In March of 2020, coworking spaces started to be viewed as a inhabitable nightmare in a pandemic-riddled society.
However, as businesses transition into a post-pandemic reality, these offices have positioned themselves as the ideal solution for businesses large and small seeking flexible arrangements.
For Melissa Pancoast, CEO of financial literacy startup The Beans, moving into a WeWork’s San Francisco Salesforce Tower office last May was a much different reality than what it looks like today. According to Pancoast, most offices in the space were rented, but unoccupied.
However, as San Francisco lifted its pandemic restrictions, the WeWork office has returned to its bustling nature.

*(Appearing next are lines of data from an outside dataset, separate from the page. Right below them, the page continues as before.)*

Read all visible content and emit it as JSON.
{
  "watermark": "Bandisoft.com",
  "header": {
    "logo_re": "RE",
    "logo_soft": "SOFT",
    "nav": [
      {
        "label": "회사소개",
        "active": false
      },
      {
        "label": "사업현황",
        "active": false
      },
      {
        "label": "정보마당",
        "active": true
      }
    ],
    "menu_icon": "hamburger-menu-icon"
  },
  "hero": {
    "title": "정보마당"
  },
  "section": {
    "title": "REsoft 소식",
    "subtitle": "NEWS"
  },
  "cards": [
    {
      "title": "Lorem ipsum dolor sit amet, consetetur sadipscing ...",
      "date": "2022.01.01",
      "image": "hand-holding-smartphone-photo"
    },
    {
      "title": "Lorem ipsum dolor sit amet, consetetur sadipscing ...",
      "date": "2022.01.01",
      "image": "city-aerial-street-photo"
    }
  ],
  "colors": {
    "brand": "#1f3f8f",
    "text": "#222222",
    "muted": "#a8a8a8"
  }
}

Now, potential members are lining up to join coworking spaces across the country. In fact, WeWork said that their drop-in offices that do not require a dedicated space have consistently run out.

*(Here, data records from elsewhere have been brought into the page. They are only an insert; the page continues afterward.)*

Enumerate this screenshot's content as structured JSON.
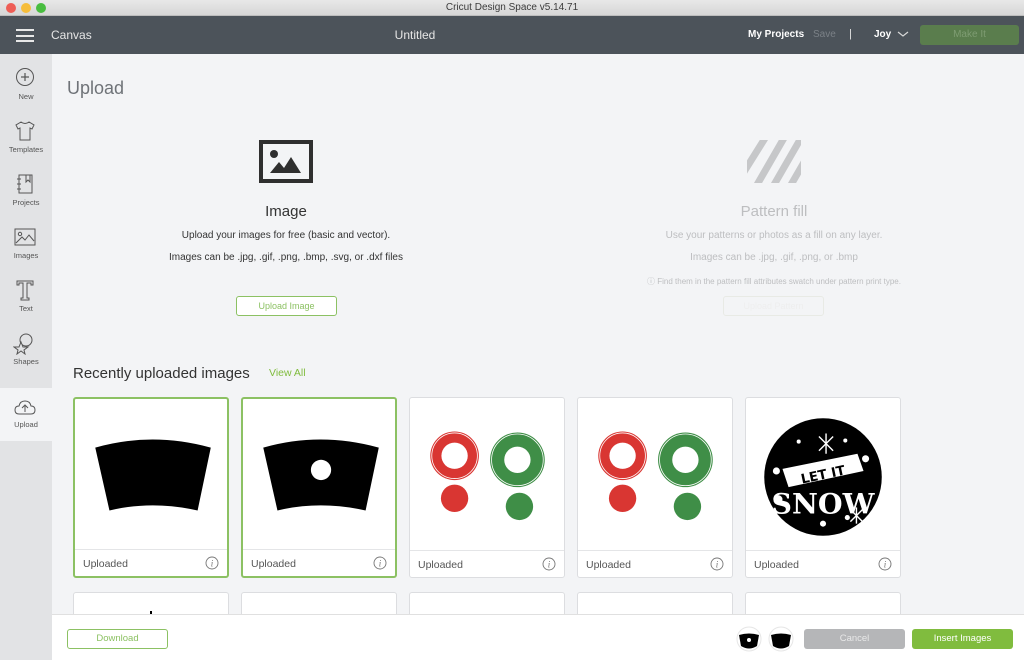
{
  "window": {
    "title": "Cricut Design Space  v5.14.71"
  },
  "appbar": {
    "menu_icon": "hamburger-icon",
    "canvas_label": "Canvas",
    "document_title": "Untitled",
    "my_projects": "My Projects",
    "save": "Save",
    "separator": "|",
    "user": "Joy",
    "make_it": "Make It"
  },
  "sidebar": {
    "items": [
      {
        "label": "New",
        "icon": "plus-circle-icon"
      },
      {
        "label": "Templates",
        "icon": "tshirt-icon"
      },
      {
        "label": "Projects",
        "icon": "notebook-icon"
      },
      {
        "label": "Images",
        "icon": "image-icon"
      },
      {
        "label": "Text",
        "icon": "text-icon"
      },
      {
        "label": "Shapes",
        "icon": "shapes-icon"
      },
      {
        "label": "Upload",
        "icon": "cloud-upload-icon",
        "active": true
      }
    ]
  },
  "page": {
    "title": "Upload"
  },
  "image_section": {
    "title": "Image",
    "line1": "Upload your images for free (basic and vector).",
    "line2": "Images can be .jpg, .gif, .png, .bmp, .svg, or .dxf files",
    "button": "Upload Image"
  },
  "pattern_section": {
    "title": "Pattern fill",
    "line1": "Use your patterns or photos as a fill on any layer.",
    "line2": "Images can be .jpg, .gif, .png, or .bmp",
    "note": "ⓘ Find them in the pattern fill attributes swatch under pattern print type.",
    "button": "Upload Pattern"
  },
  "recent": {
    "title": "Recently uploaded images",
    "view_all": "View All",
    "cards": [
      {
        "caption": "Uploaded",
        "thumb": "tumbler-wrap",
        "selected": true
      },
      {
        "caption": "Uploaded",
        "thumb": "tumbler-wrap-hole",
        "selected": true
      },
      {
        "caption": "Uploaded",
        "thumb": "red-green-rings",
        "selected": false
      },
      {
        "caption": "Uploaded",
        "thumb": "red-green-rings",
        "selected": false
      },
      {
        "caption": "Uploaded",
        "thumb": "let-it-snow",
        "selected": false
      }
    ],
    "snow_text_top": "LET IT",
    "snow_text_bottom": "SNOW"
  },
  "colors": {
    "accent_green": "#80bc3e",
    "ring_red": "#d93632",
    "ring_green": "#3f8e47"
  },
  "footer": {
    "download": "Download",
    "cancel": "Cancel",
    "insert": "Insert Images"
  }
}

Although coworking spaces are having a moment, the commercial office industry is struggling to bring bodies back in. Following years of skyhigh valuations, tech stocks have started to dip and are looking at cost-cutting measures to alleviate risk.
That’s where coworking spaces come in. These offices offer low-commitment, fully equipped workspaces and are quickly rebounding to their glory days, with a slightly mature edge.

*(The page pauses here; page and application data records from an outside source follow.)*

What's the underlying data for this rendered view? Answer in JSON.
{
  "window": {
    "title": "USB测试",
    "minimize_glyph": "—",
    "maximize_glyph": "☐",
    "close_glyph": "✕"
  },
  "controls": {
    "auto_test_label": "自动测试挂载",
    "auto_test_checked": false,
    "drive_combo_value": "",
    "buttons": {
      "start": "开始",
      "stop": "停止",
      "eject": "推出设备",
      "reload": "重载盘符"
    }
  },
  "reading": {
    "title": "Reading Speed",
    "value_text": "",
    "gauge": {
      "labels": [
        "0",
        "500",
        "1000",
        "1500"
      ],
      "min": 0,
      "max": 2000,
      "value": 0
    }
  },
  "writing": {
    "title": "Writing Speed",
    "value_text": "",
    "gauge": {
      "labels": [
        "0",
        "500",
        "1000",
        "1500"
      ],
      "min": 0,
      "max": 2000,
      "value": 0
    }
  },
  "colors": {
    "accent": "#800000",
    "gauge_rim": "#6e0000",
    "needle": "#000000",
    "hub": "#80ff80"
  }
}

“Things were still really uncertain as far as what our trajectory was, and the plan is to close significant capital and to grow,” said Pancoast. “We need the flexibility of being able to be in a different space than we could have afforded right in the middle of the pandemic.”
While this shift makes sense on the surface, the short-term leasing model complicates sustainable growth for coworking operators. As a result, the biggest names in the industry are thriving, while the pull of boutique spaces wanes